◆ PROBLEM TO SOLVE: Within the records below, how many lines hold the word "수상하였습니다"? Only the number should be returned.

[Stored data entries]
----------

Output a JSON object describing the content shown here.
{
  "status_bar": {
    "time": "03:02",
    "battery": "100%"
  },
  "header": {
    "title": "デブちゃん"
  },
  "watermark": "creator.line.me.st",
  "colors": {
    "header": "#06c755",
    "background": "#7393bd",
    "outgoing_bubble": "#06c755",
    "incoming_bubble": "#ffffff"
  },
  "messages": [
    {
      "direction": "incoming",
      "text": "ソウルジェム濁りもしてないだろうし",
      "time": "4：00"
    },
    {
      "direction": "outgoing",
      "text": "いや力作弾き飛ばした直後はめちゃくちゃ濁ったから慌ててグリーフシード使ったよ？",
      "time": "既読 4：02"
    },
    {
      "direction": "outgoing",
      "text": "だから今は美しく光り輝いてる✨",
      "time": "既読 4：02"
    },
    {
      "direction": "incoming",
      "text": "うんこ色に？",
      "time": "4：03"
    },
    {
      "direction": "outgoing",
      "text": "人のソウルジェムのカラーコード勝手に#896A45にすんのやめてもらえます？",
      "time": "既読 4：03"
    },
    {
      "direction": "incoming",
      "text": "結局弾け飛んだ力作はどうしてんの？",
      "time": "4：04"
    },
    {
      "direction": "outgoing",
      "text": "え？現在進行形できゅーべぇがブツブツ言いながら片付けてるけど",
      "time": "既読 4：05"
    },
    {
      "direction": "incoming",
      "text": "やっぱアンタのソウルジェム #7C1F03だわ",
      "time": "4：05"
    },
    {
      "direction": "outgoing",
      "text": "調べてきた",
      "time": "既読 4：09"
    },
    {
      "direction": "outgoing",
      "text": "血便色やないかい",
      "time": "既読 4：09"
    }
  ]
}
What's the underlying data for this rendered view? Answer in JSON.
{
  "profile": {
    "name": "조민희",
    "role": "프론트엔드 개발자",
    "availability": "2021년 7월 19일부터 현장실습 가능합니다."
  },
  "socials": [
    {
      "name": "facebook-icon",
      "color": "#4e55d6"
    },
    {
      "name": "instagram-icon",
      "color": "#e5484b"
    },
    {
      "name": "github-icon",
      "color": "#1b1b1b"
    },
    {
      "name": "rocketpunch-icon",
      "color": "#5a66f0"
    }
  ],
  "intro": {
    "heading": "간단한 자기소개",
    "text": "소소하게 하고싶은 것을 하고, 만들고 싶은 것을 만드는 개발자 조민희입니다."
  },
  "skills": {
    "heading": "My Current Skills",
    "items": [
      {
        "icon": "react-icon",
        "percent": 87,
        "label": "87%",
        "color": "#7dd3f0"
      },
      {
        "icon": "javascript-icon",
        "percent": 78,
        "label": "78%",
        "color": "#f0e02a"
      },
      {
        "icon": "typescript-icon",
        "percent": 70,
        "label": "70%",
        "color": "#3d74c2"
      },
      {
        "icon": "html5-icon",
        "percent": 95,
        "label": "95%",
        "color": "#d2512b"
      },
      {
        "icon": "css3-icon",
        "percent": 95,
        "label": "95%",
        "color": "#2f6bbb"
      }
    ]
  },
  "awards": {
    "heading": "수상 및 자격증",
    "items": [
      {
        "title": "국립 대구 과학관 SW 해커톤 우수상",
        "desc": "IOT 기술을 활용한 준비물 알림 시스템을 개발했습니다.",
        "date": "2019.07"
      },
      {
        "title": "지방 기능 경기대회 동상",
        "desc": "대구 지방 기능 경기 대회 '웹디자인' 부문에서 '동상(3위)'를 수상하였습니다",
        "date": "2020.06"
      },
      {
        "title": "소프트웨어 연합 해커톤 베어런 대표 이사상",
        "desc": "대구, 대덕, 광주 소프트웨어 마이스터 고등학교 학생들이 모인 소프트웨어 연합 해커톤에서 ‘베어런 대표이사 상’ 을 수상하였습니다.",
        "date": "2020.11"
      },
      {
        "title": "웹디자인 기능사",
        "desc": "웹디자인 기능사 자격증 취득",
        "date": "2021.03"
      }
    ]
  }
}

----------

◆ REPLY: 2